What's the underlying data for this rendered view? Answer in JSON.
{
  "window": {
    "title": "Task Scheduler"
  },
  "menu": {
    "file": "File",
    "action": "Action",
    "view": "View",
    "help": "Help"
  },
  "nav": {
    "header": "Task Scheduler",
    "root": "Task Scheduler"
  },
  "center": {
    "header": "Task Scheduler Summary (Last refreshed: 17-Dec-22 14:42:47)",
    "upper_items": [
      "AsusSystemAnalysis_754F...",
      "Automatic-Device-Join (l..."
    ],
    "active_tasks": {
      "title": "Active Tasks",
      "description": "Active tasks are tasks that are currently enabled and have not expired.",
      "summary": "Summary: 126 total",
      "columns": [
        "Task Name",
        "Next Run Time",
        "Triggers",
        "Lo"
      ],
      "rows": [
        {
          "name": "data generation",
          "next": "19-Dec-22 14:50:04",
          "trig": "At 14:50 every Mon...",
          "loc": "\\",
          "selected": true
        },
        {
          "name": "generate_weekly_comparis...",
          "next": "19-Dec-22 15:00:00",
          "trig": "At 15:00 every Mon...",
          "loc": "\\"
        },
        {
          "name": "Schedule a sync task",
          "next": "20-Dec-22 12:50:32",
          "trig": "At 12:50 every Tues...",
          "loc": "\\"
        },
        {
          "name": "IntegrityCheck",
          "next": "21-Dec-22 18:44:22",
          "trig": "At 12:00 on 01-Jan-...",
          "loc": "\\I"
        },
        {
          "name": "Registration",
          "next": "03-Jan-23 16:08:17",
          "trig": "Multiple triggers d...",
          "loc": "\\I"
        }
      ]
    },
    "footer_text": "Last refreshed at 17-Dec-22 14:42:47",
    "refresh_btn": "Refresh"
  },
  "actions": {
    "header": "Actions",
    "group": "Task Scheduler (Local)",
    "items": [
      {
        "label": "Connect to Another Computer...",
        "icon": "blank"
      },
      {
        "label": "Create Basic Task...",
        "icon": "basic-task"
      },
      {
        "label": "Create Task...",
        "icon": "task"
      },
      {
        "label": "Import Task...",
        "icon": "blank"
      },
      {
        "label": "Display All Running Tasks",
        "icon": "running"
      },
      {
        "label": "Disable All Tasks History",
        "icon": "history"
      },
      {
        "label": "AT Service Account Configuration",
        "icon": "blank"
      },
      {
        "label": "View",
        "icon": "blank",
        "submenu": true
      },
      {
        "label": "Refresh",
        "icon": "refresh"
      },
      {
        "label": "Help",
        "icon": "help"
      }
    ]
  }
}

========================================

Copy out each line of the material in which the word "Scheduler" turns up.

    "title": "Task Scheduler"
    "header": "Task Scheduler",
    "root": "Task Scheduler"
    "header": "Task Scheduler Summary (Last refreshed: 17-Dec-22 14:42:47)",
    "group": "Task Scheduler (Local)",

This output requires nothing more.